## Work request
Find and copy each line in the material below where the string "mention" occurs.

## Available data
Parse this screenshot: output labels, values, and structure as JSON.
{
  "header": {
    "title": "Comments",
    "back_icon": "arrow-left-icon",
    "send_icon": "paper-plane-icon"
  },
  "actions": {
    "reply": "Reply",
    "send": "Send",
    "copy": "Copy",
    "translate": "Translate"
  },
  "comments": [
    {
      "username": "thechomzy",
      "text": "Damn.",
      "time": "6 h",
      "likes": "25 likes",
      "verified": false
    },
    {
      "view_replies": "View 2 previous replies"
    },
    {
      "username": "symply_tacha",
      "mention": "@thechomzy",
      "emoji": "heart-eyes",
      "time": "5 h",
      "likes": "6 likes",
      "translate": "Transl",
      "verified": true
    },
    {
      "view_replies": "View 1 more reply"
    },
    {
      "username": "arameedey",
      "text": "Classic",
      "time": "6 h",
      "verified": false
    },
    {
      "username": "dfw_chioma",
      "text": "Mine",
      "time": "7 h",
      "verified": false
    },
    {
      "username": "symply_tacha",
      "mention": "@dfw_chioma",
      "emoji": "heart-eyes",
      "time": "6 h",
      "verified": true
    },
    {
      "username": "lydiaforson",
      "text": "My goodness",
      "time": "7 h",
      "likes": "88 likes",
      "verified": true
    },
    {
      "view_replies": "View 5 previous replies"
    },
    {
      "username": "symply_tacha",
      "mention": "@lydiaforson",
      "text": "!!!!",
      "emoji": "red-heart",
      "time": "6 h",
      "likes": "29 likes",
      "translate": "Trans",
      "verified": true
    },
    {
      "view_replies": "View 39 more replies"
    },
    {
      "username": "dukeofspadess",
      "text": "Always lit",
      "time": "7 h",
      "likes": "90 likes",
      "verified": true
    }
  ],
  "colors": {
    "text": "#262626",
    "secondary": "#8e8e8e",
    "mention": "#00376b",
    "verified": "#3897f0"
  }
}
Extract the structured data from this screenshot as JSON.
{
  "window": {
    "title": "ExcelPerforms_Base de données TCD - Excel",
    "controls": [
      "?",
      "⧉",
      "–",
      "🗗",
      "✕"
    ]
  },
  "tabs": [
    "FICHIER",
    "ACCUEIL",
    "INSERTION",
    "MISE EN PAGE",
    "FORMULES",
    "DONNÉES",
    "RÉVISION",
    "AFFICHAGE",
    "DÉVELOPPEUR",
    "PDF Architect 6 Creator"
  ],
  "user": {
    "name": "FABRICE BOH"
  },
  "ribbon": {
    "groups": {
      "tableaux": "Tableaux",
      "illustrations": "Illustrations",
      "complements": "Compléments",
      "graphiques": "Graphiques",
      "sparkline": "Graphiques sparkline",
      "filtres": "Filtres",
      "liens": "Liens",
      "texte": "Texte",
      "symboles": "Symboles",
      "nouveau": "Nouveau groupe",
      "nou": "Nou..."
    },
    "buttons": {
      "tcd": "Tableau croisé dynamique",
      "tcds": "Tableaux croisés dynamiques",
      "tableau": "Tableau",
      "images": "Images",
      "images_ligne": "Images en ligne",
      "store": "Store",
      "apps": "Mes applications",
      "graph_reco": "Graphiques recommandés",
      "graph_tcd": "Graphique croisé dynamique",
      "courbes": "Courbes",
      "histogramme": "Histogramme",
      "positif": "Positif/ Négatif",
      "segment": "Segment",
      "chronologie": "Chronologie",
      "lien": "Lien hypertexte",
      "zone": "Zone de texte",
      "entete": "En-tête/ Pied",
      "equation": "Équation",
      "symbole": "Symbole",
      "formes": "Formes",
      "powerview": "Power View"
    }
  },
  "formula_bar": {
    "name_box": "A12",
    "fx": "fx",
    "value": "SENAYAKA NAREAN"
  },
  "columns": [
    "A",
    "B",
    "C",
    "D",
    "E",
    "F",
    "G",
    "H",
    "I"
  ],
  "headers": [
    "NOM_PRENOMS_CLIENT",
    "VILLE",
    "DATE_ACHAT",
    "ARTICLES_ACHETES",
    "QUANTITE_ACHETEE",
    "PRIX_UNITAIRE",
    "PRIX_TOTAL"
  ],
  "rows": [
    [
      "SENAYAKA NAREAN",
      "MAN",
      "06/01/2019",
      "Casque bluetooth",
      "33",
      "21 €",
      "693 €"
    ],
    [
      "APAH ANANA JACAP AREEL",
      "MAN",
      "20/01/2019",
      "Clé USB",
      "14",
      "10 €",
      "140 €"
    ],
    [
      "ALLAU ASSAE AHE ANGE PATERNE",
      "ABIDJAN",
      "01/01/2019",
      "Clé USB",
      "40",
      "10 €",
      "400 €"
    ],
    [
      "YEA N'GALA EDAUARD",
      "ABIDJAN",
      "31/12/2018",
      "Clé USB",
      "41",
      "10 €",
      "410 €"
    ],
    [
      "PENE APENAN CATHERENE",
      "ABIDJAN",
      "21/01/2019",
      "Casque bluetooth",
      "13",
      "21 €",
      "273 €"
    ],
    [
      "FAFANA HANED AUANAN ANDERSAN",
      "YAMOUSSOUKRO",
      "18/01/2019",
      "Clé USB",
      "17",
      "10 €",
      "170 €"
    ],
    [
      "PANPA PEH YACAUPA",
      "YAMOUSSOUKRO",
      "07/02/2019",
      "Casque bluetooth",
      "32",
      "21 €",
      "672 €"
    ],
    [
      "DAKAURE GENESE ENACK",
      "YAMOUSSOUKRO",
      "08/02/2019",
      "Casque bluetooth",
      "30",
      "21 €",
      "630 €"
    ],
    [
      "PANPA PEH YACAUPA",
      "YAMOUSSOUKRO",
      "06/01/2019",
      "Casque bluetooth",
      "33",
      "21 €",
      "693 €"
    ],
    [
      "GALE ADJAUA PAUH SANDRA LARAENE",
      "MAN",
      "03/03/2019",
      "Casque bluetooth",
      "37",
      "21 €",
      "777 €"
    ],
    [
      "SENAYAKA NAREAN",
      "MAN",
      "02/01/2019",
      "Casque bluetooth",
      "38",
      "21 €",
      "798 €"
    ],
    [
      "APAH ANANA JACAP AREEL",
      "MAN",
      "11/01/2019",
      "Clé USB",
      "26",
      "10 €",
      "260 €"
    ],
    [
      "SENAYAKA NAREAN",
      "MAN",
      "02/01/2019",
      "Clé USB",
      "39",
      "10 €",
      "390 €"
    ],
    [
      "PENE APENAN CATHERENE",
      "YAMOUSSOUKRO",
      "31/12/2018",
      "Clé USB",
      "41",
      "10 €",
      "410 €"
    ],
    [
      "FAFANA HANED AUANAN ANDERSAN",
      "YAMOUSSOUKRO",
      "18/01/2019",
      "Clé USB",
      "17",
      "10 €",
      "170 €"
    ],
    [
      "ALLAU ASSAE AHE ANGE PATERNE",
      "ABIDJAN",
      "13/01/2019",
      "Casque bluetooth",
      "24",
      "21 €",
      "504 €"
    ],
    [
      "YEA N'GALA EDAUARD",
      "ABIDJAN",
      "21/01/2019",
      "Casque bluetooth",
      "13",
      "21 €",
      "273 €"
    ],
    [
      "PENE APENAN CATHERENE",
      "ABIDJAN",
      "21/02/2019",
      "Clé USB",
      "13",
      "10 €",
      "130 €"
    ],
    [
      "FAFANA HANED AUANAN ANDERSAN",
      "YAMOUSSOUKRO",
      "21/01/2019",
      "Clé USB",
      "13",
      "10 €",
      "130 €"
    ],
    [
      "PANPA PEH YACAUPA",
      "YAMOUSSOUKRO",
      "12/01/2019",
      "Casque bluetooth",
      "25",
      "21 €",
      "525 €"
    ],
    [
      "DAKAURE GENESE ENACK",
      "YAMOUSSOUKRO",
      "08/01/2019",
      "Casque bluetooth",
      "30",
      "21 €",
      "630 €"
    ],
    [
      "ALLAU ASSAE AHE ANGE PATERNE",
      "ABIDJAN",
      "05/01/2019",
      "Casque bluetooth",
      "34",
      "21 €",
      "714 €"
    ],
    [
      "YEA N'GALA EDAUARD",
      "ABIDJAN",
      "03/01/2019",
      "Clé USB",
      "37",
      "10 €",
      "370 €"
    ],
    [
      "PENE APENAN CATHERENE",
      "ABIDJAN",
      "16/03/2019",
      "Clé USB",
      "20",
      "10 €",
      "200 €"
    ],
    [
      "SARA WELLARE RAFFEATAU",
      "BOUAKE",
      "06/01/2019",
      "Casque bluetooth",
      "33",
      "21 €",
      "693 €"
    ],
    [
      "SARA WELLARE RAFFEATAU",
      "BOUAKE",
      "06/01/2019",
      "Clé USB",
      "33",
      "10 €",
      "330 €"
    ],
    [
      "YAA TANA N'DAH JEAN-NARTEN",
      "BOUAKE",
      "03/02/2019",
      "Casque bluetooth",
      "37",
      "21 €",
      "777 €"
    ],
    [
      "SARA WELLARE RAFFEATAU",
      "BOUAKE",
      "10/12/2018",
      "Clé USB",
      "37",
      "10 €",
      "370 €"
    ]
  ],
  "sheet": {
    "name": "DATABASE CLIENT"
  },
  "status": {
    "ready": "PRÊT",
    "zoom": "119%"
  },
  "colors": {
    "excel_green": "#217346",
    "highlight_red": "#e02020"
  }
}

## Task output
      "mention": "@thechomzy",
      "mention": "@dfw_chioma",
      "mention": "@lydiaforson",
    "mention": "#00376b",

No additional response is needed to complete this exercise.